The themes of destiny, regret and redemption are heavy and receive the frank discussions which looper a, but on a visceral level, it’s simply an exciting action movie. Joseph Gordon-Levitt takes on one of the darkest roles of his entire career, and Bruce Willis actually seems awake and gives one of his few great performances of the 2010s. mystery behind the identity of the “Rainmaker” are compelling and lead to serious moral dilemmas. An original, ambitious sci-fi film with a studio budget worth praising no matter what, but looper asserts itself as a future classic.
1. Brick (2005)
Johnson first wrote the screenplay for his directorial debut in 1997 and tried to present it for seven years without interest. Gathering a small budget, he speculated that all you needed was a good script and a bit of creativity. After all of his box office successes and the hefty budgets thrown at his feet, nothing can top the ingenuity Johnson has shown in Brick. The reinvention of hard-core detective cinema brilliantly re-contextualizes gender archetypes within a Los Angeles high school. Instead of social classes there are school clubs, instead of a stern police sergeant there is an opinionated assistant principal, instead of a femme fatale there is an illustrious theater girl, and at the instead of private detectives, there is the lonely teenager Brendan (Joseph Gordon-Levitt).
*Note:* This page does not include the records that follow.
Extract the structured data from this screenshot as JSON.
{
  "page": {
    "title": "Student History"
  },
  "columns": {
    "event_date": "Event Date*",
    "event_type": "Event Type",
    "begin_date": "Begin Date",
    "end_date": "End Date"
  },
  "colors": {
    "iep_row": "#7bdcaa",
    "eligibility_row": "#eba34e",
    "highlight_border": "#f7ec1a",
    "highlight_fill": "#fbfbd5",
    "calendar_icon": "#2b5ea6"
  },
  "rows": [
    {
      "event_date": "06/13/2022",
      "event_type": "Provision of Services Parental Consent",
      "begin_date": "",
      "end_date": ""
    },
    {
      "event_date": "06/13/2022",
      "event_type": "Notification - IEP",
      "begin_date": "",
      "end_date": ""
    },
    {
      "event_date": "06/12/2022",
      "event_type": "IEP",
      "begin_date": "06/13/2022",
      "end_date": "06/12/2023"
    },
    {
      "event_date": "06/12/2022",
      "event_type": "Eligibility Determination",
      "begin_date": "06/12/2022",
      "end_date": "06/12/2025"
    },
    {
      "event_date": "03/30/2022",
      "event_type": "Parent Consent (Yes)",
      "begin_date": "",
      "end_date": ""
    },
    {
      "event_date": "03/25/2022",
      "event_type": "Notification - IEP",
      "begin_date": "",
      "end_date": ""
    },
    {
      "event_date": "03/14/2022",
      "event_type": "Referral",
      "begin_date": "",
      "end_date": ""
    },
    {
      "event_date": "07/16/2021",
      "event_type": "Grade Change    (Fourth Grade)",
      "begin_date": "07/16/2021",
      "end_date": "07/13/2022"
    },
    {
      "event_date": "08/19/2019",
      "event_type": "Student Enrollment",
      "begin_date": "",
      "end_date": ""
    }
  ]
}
This symmetry may seem like the basis of a parody, but there is nothing satirical about it. Brick, which takes mystery issues very seriously. The meditative dialogue doesn’t feel incongruous with the teenage characters, and Johnson’s narrative structure incorporates flashbacks and exposition appropriately. There’s also a creative nastiness to the film’s gritty cinematography with raw violence. An inspirational work for budding directors that remains one of the strongest modern neo-noirs, Brick is still Johnson’s crowning glory.